I found this story to be a bit of an anomaly. While the story unravels a mystery and deals with the paranormal, it is also just a really nice, even keeled read that would be hard pressed to scare or even unnerve most people. It’s by far the least spooky A Ghost Story for Christmas I have reviewed, but I would still advise giving it a read, as it is just a really nice little story. Plus, it’s 49 pages, so it can be read fairly quickly.
The Open Door by Mrs. Margaret Oliphant
When Roland, the son of retired Colonel Mortimer falls ill, Mortimer rushes to his side, only to be told of a strange, bodyless voice that Roland has heard near their new home. According to Roland, the voice is so sad and wretched that Roland cannot stand it and begs his father to help the poor being. Flabbergasted at how to help his son, Mortimer heads out to the ‘scene of the crime,’ an old, vacant doorway nearby where a house used to stand. He experiences the same voice and feelings of despair his son had, and attempts to solve the problem, by enlisting the help of his man servant, then his son’s doctor, and finally the town’s minister. Will anyone be able to help him decipher what is going on and how to help this poor lost soul? If Mortimer fails, he fears his son will never recover, and the disembodied voice will be doomed to repeat itself indefinitely.

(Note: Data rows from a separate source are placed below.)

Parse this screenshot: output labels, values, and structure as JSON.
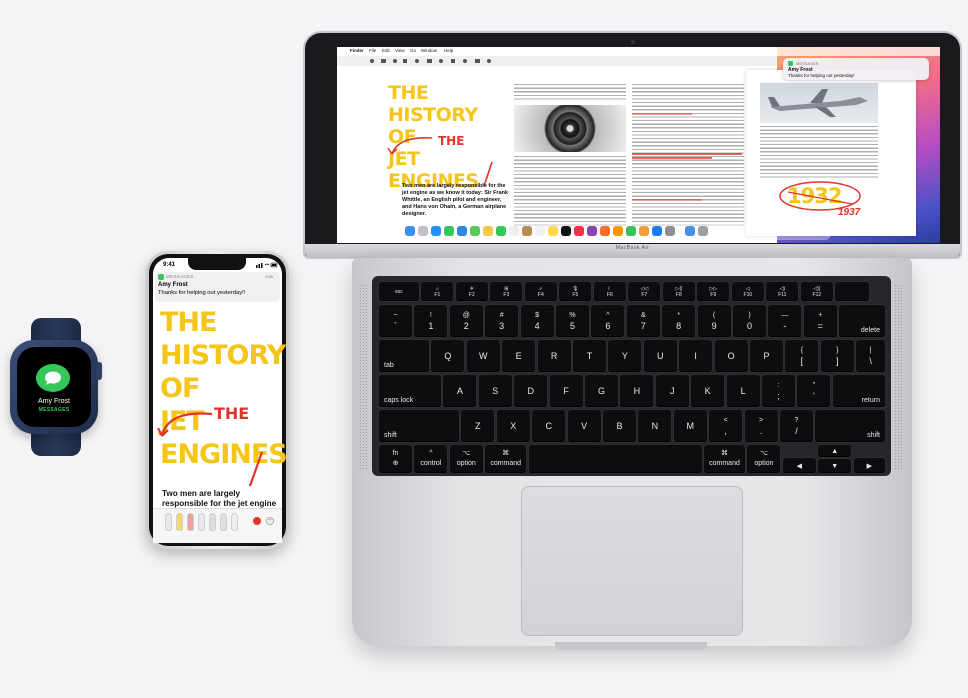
{
  "watch": {
    "contact_name": "Amy Frost",
    "app_label": "MESSAGES",
    "icon": "messages-icon"
  },
  "iphone": {
    "time": "9:41",
    "notification": {
      "app": "MESSAGES",
      "time": "now",
      "sender": "Amy Frost",
      "body": "Thanks for helping out yesterday!!"
    },
    "doc_title_lines": [
      "THE",
      "HISTORY",
      "OF",
      "JET",
      "ENGINES"
    ],
    "annotation": "THE",
    "body_text": "Two men are largely responsible for the jet engine as we know it today: Sir Frank Whittle"
  },
  "macbook": {
    "model_label": "MacBook Air",
    "menubar": [
      "Finder",
      "File",
      "Edit",
      "View",
      "Go",
      "Window",
      "Help"
    ],
    "notification": {
      "app": "MESSAGES",
      "sender": "Amy Frost",
      "body": "Thanks for helping out yesterday!"
    },
    "doc_title_lines": [
      "THE",
      "HISTORY",
      "OF",
      "JET",
      "ENGINES"
    ],
    "doc_annotation": "THE",
    "doc_subtitle": "Two men are largely responsible for the jet engine as we know it today: Sir Frank Whittle, an English pilot and engineer, and Hans von Ohain, a German airplane designer.",
    "year_printed": "1932",
    "year_annotation": "1937",
    "accent_yellow": "#f5c518",
    "accent_red": "#e2342a"
  },
  "keyboard": {
    "row_fn": [
      {
        "top": "esc",
        "bottom": ""
      },
      {
        "top": "☼",
        "bottom": "F1"
      },
      {
        "top": "☀",
        "bottom": "F2"
      },
      {
        "top": "⊞",
        "bottom": "F3"
      },
      {
        "top": "⌕",
        "bottom": "F4"
      },
      {
        "top": "🎙",
        "bottom": "F5"
      },
      {
        "top": "☾",
        "bottom": "F6"
      },
      {
        "top": "◁◁",
        "bottom": "F7"
      },
      {
        "top": "▷||",
        "bottom": "F8"
      },
      {
        "top": "▷▷",
        "bottom": "F9"
      },
      {
        "top": "◁",
        "bottom": "F10"
      },
      {
        "top": "◁)",
        "bottom": "F11"
      },
      {
        "top": "◁))",
        "bottom": "F12"
      },
      {
        "top": "",
        "bottom": ""
      }
    ],
    "row_num": [
      {
        "top": "~",
        "bottom": "`"
      },
      {
        "top": "!",
        "bottom": "1"
      },
      {
        "top": "@",
        "bottom": "2"
      },
      {
        "top": "#",
        "bottom": "3"
      },
      {
        "top": "$",
        "bottom": "4"
      },
      {
        "top": "%",
        "bottom": "5"
      },
      {
        "top": "^",
        "bottom": "6"
      },
      {
        "top": "&",
        "bottom": "7"
      },
      {
        "top": "*",
        "bottom": "8"
      },
      {
        "top": "(",
        "bottom": "9"
      },
      {
        "top": ")",
        "bottom": "0"
      },
      {
        "top": "—",
        "bottom": "-"
      },
      {
        "top": "+",
        "bottom": "="
      }
    ],
    "delete": "delete",
    "tab": "tab",
    "row_q": [
      "Q",
      "W",
      "E",
      "R",
      "T",
      "Y",
      "U",
      "I",
      "O",
      "P"
    ],
    "row_q_extra": [
      {
        "top": "{",
        "bottom": "["
      },
      {
        "top": "}",
        "bottom": "]"
      },
      {
        "top": "|",
        "bottom": "\\"
      }
    ],
    "caps": "caps lock",
    "row_a": [
      "A",
      "S",
      "D",
      "F",
      "G",
      "H",
      "J",
      "K",
      "L"
    ],
    "row_a_extra": [
      {
        "top": ":",
        "bottom": ";"
      },
      {
        "top": "\"",
        "bottom": "'"
      }
    ],
    "return": "return",
    "shift": "shift",
    "row_z": [
      "Z",
      "X",
      "C",
      "V",
      "B",
      "N",
      "M"
    ],
    "row_z_extra": [
      {
        "top": "<",
        "bottom": ","
      },
      {
        "top": ">",
        "bottom": "."
      },
      {
        "top": "?",
        "bottom": "/"
      }
    ],
    "fn": "fn",
    "globe": "⊕",
    "control": "control",
    "control_sym": "^",
    "option": "option",
    "option_sym": "⌥",
    "command": "command",
    "command_sym": "⌘",
    "arrows": {
      "left": "◀",
      "up": "▲",
      "down": "▼",
      "right": "▶"
    }
  }
}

The Open Door is a slow-build of a story. It is also the only Victorian era ghost story of the bunch, so, compared to the others, it does move at a slower pace. The character of Colonel Mortimer is relatable in his intense desire to help his son. I also found the town minister Dr. Moncrieff to be a great addition to the story, adding weight to the theory that there is more to life (and death) that what we see, and also adding humour to the story with his attitude towards going ghost hunting, stating “I’m an old man. I’m less liable to be frightened than those further off the world unseen” (101). Coming in at 151 pages, this story can still be read relatively quickly and has a satisfying conclusion.
The Story of a Disappearance and an Appearance by Montague Rhodes M.R. James
The Story of a Disappearance and an Appearance is a series of letters sent my W. R. to his brother Robert. W.R. & Robert’s clergyman uncle has gone missing right before Christmas and W.R. has traveled to his uncle’s home town to aid in the search. W.R. soon suspects his uncle may have already perished, and decides to stay to help solve the mystery. After meeting a traveling sales man whose behavior is erratic and odd, W.R. has a dream of horribly gruesome Punch and Judy show, and a ghostly clergyman.
My personal favorite of the batch, The Story of a Disappearance and an Appearance, is less of a ghost story and more of a murder mystery, with a ghost thrown in for added spookiness. Plus, there’s a Punch & Judy show, which, but their very nature are both horror and comedy. I found this story quick and enjoyable read to be the scariest of the three.
As per usual, these books are ‘stocking stuffer’ sized and small enough to fit comfortably in a coat pocket if you want to read them outside around a campfire. I would advise picking up one or all three books from Biblioasis and adding a little ghostly fun to this year’s holiday season.
The Morgan Trust
by R. Bridgeman
Biblioasis, 2020, $9.50 CAD, 49 pages.
The Open Door
by Mrs. Oliphant
Biblioasis, 2020, $9.50 CAD, 151 pages.
The Story of a Disappearance and an Appearance
by M.R. James
Biblioasis, 2020, $9.50 CAD, 52 pages.
Lindsey Childs is the Assistant Editor and Book Reviews Editor for Prairie Fire. She normally edits the book reviews, but occasionally snags a book off her overflowing ‘to be reviewed’ bookcase and does a review herself.